I was reading an interview with Shenale where he was talking about a clarinet on 'Seven Sisters' because you wanted a male force on Night of Hunters. Where is the male force on Gold Dust?

I'd say the cello and the bass. The deepest parts of the Earth rising up. Because 'Gold Dust' is the making of a child, we needed the male and the female, and that was something Philly and I talked about extensively.

It's very alchemical that way.

TA: I think that it became the title track because when it was being recorded, there was a magic in the room. I was performing with them, which meant that Jules, again, was being tugged and pulled in both directions and still maintained to hold it all together because he is the link. If there's a dragon, he is the mind, the brain of the dragon. When you're riding the dragon, the piano, you're traveling through dimensions with him on the back of a dragon. Many things were not to click track, you see. In order for it to breathe, we would be off the click in many places just so there could be that tug and pull.

I noticed that with the vocals, there's a lot of layering. What went into that decision?

TA: I felt like there were so many voices in the orchestra. The producer side of my mind felt like there needed to be more of a balance and there's something organic about doing it physically instead of just having machines to do the work. There are some delays happening on the record. They are there. But by doing it, actually singing it, I like the organic quality that that brought to it, and it achieved a multidimensional vocal. And it emphasizes certain lines.

'Yes Anastasia' is so changed by cutting out the more Debussy-esque first half. Can you tell me more about that choice?

TA: The idea of the Russians coming over the snow excited me. I liked the more Prokofiev approach because it's with an orchestra.

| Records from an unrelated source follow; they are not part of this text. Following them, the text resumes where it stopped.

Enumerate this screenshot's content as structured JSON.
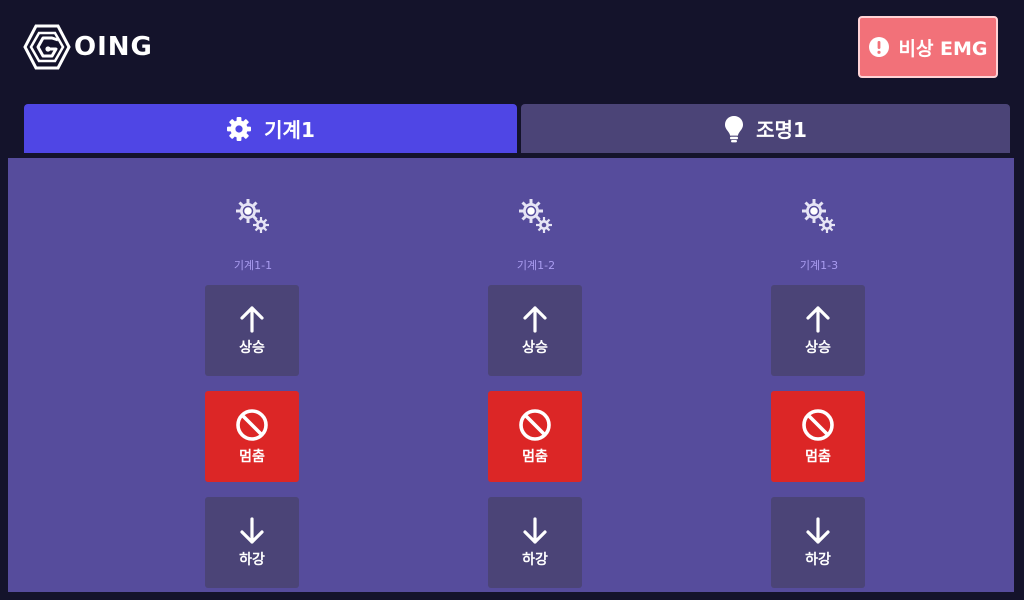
{
  "header": {
    "logo_text": "OING",
    "emergency_label": "비상 EMG"
  },
  "tabs": [
    {
      "label": "기계1",
      "icon": "gear-icon",
      "active": true
    },
    {
      "label": "조명1",
      "icon": "lightbulb-icon",
      "active": false
    }
  ],
  "machines": [
    {
      "label": "기계1-1",
      "up_label": "상승",
      "stop_label": "멈춤",
      "down_label": "하강"
    },
    {
      "label": "기계1-2",
      "up_label": "상승",
      "stop_label": "멈춤",
      "down_label": "하강"
    },
    {
      "label": "기계1-3",
      "up_label": "상승",
      "stop_label": "멈춤",
      "down_label": "하강"
    }
  ],
  "colors": {
    "background": "#14132b",
    "tab_active": "#4f46e5",
    "tab_inactive": "#4b4477",
    "panel": "#564c9c",
    "stop": "#dc2626",
    "emergency": "#f27179"
  }
}
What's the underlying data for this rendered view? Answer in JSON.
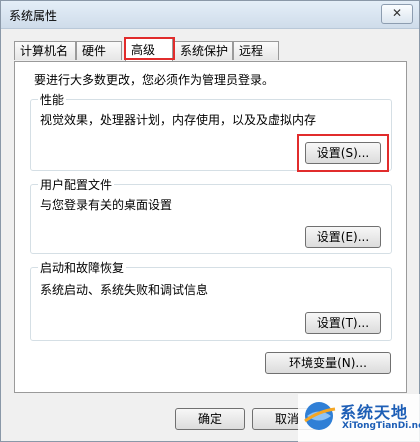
{
  "window": {
    "title": "系统属性",
    "close_glyph": "✕"
  },
  "tabs": [
    {
      "label": "计算机名"
    },
    {
      "label": "硬件"
    },
    {
      "label": "高级",
      "active": true
    },
    {
      "label": "系统保护"
    },
    {
      "label": "远程"
    }
  ],
  "admin_note": "要进行大多数更改，您必须作为管理员登录。",
  "performance": {
    "title": "性能",
    "desc": "视觉效果，处理器计划，内存使用，以及及虚拟内存",
    "button": "设置(S)..."
  },
  "user_profiles": {
    "title": "用户配置文件",
    "desc": "与您登录有关的桌面设置",
    "button": "设置(E)..."
  },
  "startup_recovery": {
    "title": "启动和故障恢复",
    "desc": "系统启动、系统失败和调试信息",
    "button": "设置(T)..."
  },
  "env_button": "环境变量(N)...",
  "footer": {
    "ok": "确定",
    "cancel": "取消"
  },
  "watermark": {
    "title": "系统天地",
    "subtitle": "XiTongTianDi.net"
  },
  "colors": {
    "highlight": "#e12c2c",
    "brand": "#1d5eb6"
  }
}
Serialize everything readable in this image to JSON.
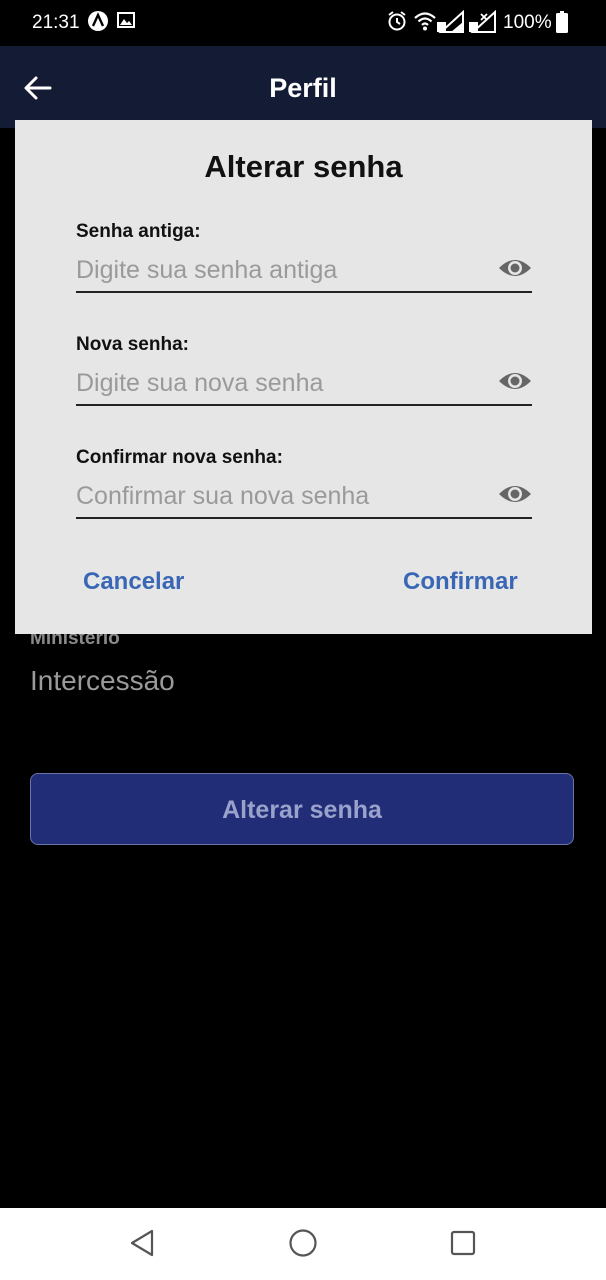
{
  "status_bar": {
    "time": "21:31",
    "battery": "100%",
    "icons": [
      "app-notification-icon",
      "image-icon",
      "alarm-icon",
      "wifi-icon",
      "signal-icon",
      "signal-icon",
      "battery-icon"
    ]
  },
  "app_bar": {
    "title": "Perfil",
    "background": "#141b34"
  },
  "profile": {
    "field_label": "Ministério",
    "field_value": "Intercessão",
    "change_password_button": "Alterar senha",
    "button_color": "#212d76"
  },
  "dialog": {
    "title": "Alterar senha",
    "fields": [
      {
        "label": "Senha antiga:",
        "placeholder": "Digite sua senha antiga"
      },
      {
        "label": "Nova senha:",
        "placeholder": "Digite sua nova senha"
      },
      {
        "label": "Confirmar nova senha:",
        "placeholder": "Confirmar sua nova senha"
      }
    ],
    "cancel_label": "Cancelar",
    "confirm_label": "Confirmar",
    "accent": "#3a67b5",
    "background": "#e6e6e6"
  },
  "nav_bar": {
    "icons": [
      "back-triangle-icon",
      "home-circle-icon",
      "recents-square-icon"
    ]
  }
}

I felt a minute of piano [and] vocal in the front wasn't appropriate for this collaboration.

That makes sense. On the album, you hear the orchestra right away.

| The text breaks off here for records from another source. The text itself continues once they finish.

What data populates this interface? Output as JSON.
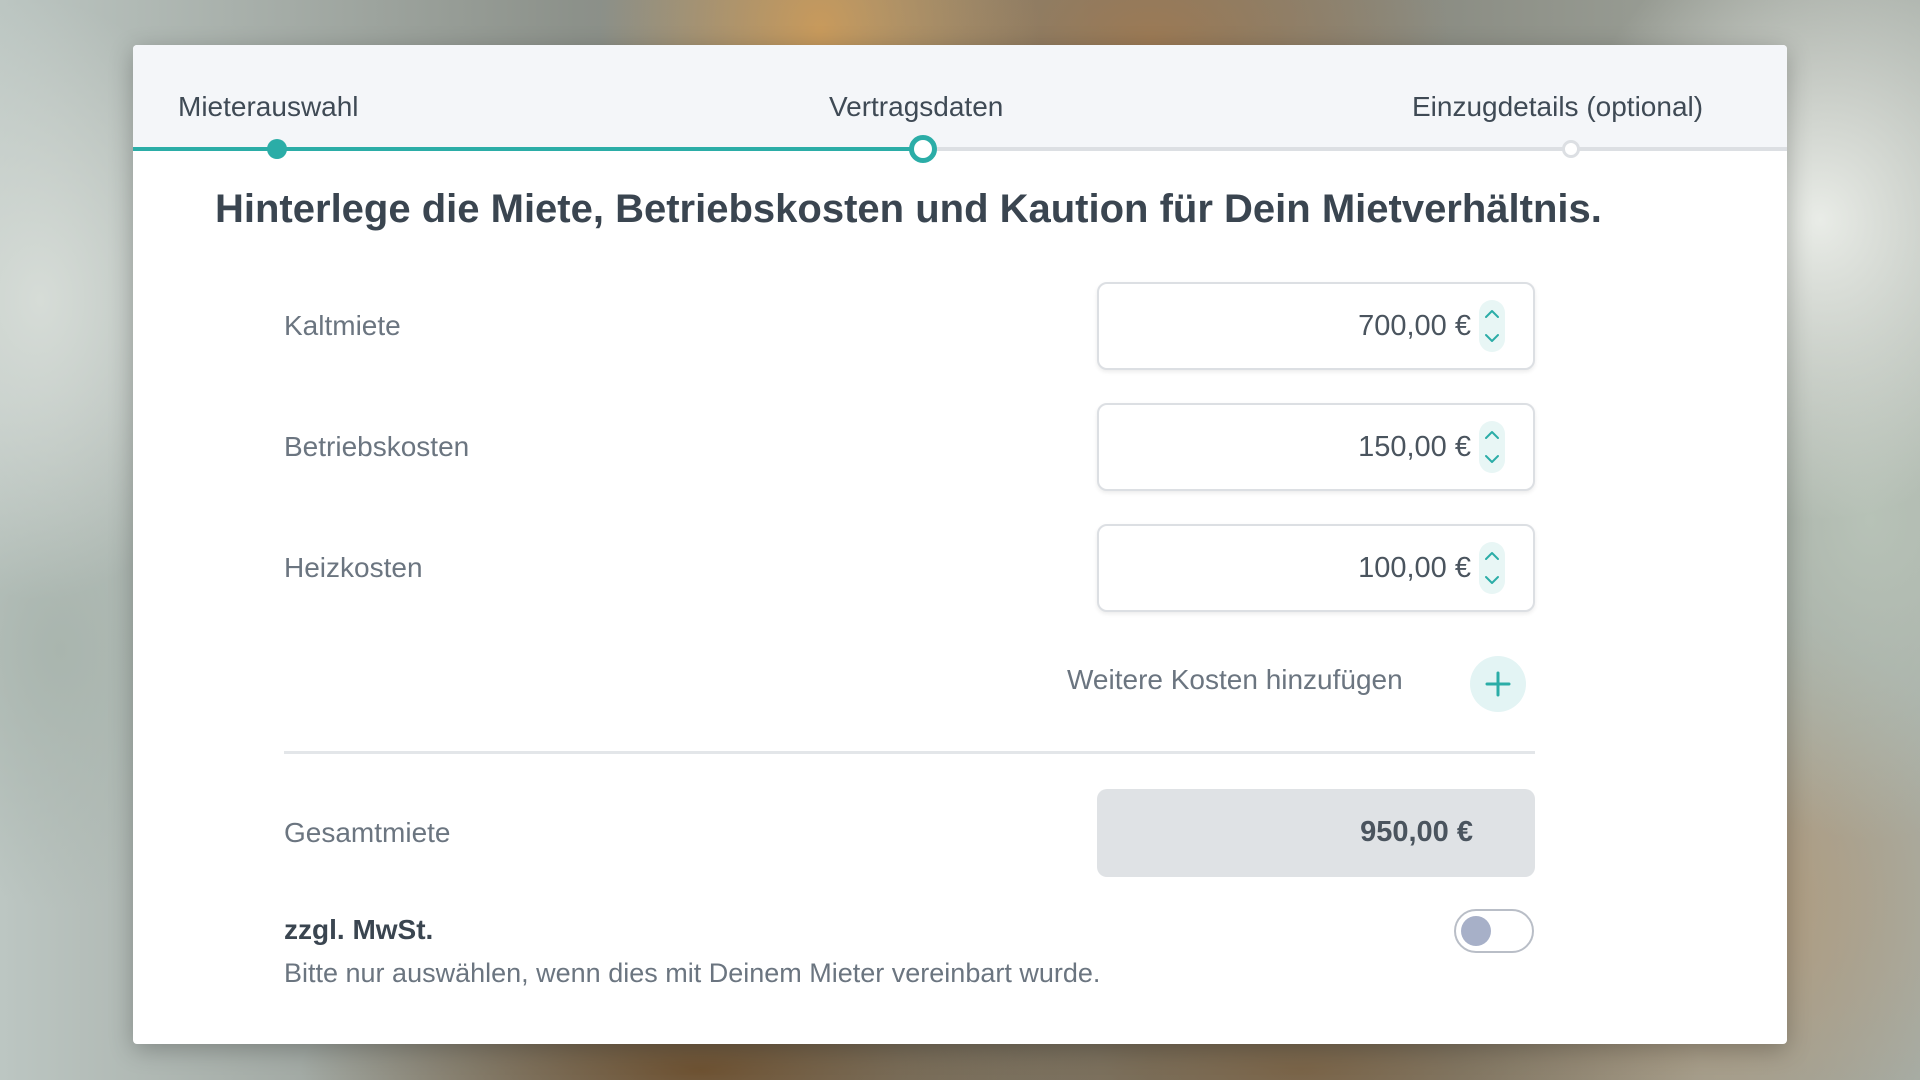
{
  "stepper": {
    "steps": [
      {
        "label": "Mieterauswahl",
        "state": "done"
      },
      {
        "label": "Vertragsdaten",
        "state": "current"
      },
      {
        "label": "Einzugdetails (optional)",
        "state": "upcoming"
      }
    ]
  },
  "headline": "Hinterlege die Miete, Betriebskosten und Kaution für Dein Mietverhältnis.",
  "costs": [
    {
      "label": "Kaltmiete",
      "value": "700,00 €"
    },
    {
      "label": "Betriebskosten",
      "value": "150,00 €"
    },
    {
      "label": "Heizkosten",
      "value": "100,00 €"
    }
  ],
  "add_costs_label": "Weitere Kosten hinzufügen",
  "total": {
    "label": "Gesamtmiete",
    "value": "950,00 €"
  },
  "vat": {
    "label": "zzgl. MwSt.",
    "hint": "Bitte nur auswählen, wenn dies mit Deinem Mieter vereinbart wurde.",
    "enabled": false
  },
  "colors": {
    "accent": "#2bada7",
    "text_dark": "#3a4550",
    "text_muted": "#6b7580"
  },
  "icons": {
    "add": "plus-icon",
    "stepper_up": "chevron-up-icon",
    "stepper_down": "chevron-down-icon"
  }
}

TA: When you're working with a collaboration, it's always essential to think, "What is this project?" [Performing it] live will be different again because some songs will extend themselves live. There will be more orchestration. The orchestra will be playing more. But having maybe a minute and a half or two before a song starts on an album might not read like it can live with the lights and the ambience and what that setting is.

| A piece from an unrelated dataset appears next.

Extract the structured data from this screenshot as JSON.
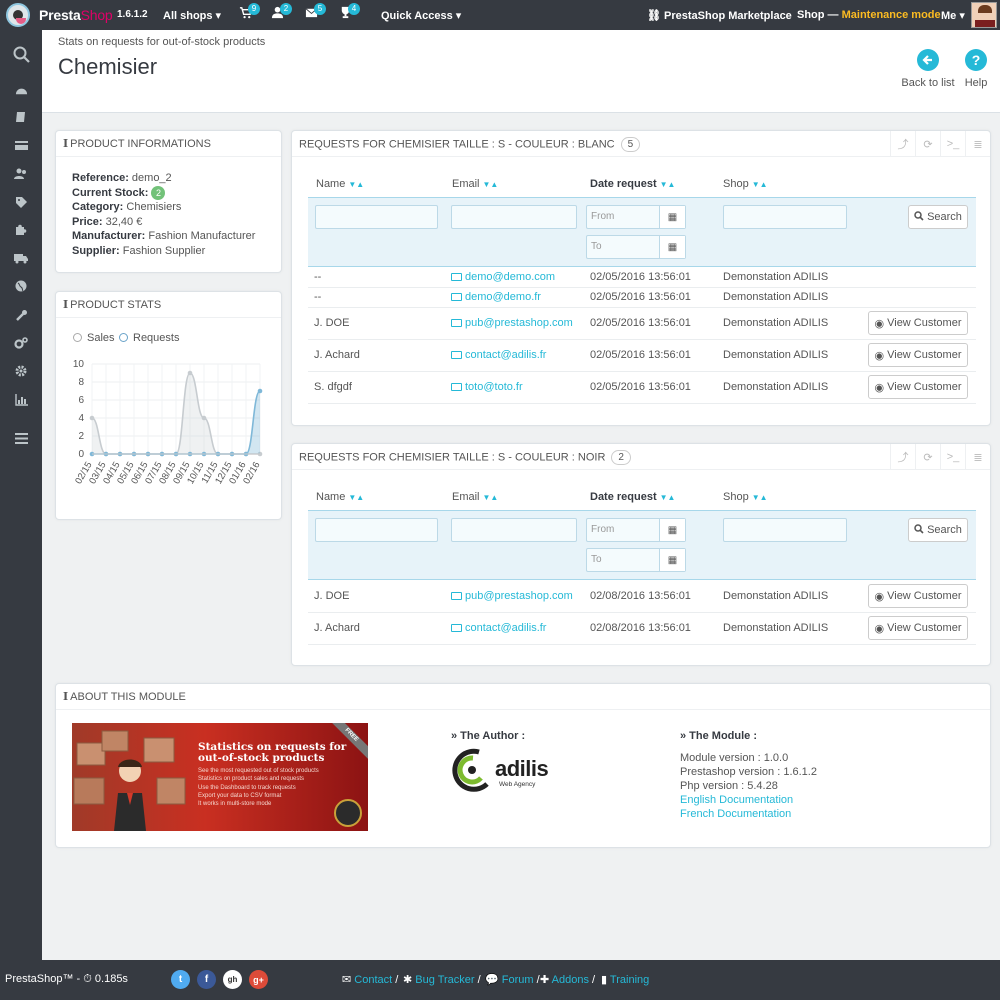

Was it difficult to come up with the order of the songs?

TA: It was a consideration. There's no question about that. I've been looking at things as albums, always looking at things as albums, not as something that people pull a track off of. I'm looking at the complete work. The fluidity of moving from one to the other - I thought that was really essential. Being able to sit there and put it on and have an experience, even story-wise.

And it ends with 'Girl Disappearing'.

TA: 'Girl Disappearing', I think, is more of an epilogue.

How do you see it as an epilogue?

TA: I refer to these songs as girls, and I think that the idea that I can still see them after 20 years, and they're evolving. And they're evolving with other people who see them. And people's relationships with the song/girls are valid. It's different from my relationship. The idea that as you get older and certain experiences seem to fade... I'm finding that the paradox is that some of the songs are very present with me.

How do they stay with you?

TA: They resonate with experiences that I have now. I don't know how some artists look at the songs from the past. I don't see the songs that way. They're not frozen in time. They're changing all the time.

You'll be playing Royal Albert Hall. I've never been there, but I hear it's magical. What's it like to play there?

TA: I can see it in the distance right now from where I am! Energetically, when you walk in there, it seems different than being in other places you play. I don't know if it's the history of the place itself. It's a very special place to play and a privilege to play there. I think people like going there too.

Gold Dust is out now. Tori plays the Royal Albert Hall tonight, Wednesday 3rd October.